  1. Introduce and present the real water savings tool
  2. Describe the theory underlying the tool and demonstrating some typical applications
  3. Learn how-to prepare the data required for the tool for your own area of interest
  4. Learn when real water savings occur at system and basin scale with field interventions

For smallholder farming systems, there is a huge potential to increase water productivity by improved (irrigated) water management, better access to inputs and agronomical knowledge and improved access to markets. An assessment of the opportunities to boost the water productivity of the various agricultural production systems in Mozambique is a fundamental precondition for informed planning and decision-making processes concerning these issues. Methodologies need to be employed that will result in an overall water productivity increase, by implementing tailored service delivery approaches, modulated into technological packages that can be easily adopted by Mozambican smallholder farmers. This will not only improve the agricultural (water) productivity and food security for the country on a macro level but will also empower and increase the livelihood of Mozambican smallholder farmers on a micro level through climate resilient production methods.

This pilot project aims at identifying, validating and implementing a full set of complementary Technological Packages (TP) in the Zambezi Valley, that can contribute to improve the overall performance of the smallholders’ farming business by increasing their productivity, that will be monitored at different scales (from field to basin). The TPs will cover a combination of improvement on water, irrigation, and agronomical management practices strengthened by improved input and market access. The goal is to design TPs that are tailored to the local context and bring the current family sector a step further in closing the currently existing yield gap. A road map will be developed to scale up the implementation of those TPs that are sustainable on the long run, and extract concrete guidance for monitoring effectiveness of interventions, supporting Dutch aid policy and national agricultural policy. The partnership consisting of Resilience BV, HUB, and FutureWater gives a broad spectrum of expertise and knowledge, giving the basis for an integrated approach in achieving improvements of water productivity.

The main role of FutureWater is monitoring water productivity in target areas using an innovative approach of Flying Sensors, a water productivity simulation model, and field observations.

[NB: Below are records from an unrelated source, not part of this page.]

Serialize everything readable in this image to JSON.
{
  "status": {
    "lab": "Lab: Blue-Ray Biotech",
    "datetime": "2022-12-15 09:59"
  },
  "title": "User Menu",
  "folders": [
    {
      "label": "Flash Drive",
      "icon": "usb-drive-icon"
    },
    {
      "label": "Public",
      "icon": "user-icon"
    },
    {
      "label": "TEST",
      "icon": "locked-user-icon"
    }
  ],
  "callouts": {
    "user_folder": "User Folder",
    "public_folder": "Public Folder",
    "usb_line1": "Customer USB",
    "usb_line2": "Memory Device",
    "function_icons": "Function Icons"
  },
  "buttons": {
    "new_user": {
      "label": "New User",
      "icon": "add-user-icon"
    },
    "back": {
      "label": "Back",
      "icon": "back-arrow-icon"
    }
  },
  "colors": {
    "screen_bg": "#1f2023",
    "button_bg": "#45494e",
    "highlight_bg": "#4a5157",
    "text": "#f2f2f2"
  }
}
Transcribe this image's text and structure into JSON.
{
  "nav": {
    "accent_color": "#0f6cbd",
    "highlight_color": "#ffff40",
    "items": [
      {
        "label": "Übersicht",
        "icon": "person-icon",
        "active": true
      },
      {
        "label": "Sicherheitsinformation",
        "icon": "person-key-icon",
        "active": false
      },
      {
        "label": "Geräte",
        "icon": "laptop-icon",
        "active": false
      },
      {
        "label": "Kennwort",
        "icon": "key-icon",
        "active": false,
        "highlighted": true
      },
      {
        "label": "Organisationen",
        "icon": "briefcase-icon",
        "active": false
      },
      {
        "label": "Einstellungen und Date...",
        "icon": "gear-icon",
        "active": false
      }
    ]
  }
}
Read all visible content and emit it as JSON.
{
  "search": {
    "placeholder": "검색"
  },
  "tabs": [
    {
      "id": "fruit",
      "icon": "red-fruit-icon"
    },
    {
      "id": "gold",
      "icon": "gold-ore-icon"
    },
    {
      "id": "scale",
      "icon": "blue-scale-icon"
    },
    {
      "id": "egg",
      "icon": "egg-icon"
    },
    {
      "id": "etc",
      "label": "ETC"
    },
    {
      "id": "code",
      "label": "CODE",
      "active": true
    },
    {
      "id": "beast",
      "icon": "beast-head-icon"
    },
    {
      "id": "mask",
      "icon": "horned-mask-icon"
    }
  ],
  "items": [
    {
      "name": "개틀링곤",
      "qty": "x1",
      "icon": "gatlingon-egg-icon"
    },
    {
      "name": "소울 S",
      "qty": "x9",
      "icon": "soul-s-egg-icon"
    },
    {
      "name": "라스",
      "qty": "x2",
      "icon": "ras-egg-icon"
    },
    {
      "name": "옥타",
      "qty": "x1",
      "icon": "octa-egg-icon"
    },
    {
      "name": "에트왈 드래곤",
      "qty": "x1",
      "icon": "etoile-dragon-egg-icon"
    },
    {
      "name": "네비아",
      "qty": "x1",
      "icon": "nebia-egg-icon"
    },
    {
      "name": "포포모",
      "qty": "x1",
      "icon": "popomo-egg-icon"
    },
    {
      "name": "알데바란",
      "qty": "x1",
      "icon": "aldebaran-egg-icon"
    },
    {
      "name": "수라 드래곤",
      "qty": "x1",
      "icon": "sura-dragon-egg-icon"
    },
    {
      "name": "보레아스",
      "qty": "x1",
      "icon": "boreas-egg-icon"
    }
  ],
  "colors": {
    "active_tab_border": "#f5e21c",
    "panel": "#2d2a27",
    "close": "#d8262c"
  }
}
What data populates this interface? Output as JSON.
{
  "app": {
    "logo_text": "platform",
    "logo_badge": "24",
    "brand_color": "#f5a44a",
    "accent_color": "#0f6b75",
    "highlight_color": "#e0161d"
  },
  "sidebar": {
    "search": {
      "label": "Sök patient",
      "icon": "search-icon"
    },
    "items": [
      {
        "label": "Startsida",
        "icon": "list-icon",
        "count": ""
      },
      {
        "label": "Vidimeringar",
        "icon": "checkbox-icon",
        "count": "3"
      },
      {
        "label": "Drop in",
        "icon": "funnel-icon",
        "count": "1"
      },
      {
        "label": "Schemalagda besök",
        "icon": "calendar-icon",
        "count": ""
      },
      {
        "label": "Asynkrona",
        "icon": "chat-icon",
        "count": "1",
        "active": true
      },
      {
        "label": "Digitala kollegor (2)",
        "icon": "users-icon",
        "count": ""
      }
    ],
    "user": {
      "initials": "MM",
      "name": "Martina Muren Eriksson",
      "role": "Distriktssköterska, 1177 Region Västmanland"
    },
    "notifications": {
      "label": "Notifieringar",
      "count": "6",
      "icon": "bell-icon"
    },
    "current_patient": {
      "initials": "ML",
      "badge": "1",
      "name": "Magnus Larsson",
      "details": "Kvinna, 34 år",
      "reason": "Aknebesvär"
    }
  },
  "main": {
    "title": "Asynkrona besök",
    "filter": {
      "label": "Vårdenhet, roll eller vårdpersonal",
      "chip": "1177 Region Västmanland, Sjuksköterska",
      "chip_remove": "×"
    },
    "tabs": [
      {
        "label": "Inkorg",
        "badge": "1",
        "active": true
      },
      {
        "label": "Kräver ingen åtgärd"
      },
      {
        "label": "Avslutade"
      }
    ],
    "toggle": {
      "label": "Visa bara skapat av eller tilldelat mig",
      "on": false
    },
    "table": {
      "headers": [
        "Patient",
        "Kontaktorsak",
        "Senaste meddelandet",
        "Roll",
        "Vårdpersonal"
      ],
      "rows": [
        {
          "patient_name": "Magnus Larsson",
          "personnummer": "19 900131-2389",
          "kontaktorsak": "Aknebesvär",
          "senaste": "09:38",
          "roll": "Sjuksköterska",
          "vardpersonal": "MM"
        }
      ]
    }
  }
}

The flying sensors provide regular observations of the target areas, thereby giving insight in the crop conditions and stresses occurring. This information is used both for monitoring the water productivity of the selected fields and determining areas of high or low water productivity. Information on the spatial variation of water productivity can assist with the selection of technical packages to introduce and implement in the field. Flying sensors provide high resolution imagery, which is suitable for distinguishing the different fields and management practices existent in smallholder farming.

In May 2020, FutureWater launched an online portal where all flying sensor imagery from Mozambique, taken as part of the APSAN-Vale project, can be found:

Project video: Portrait of the activities on water productivity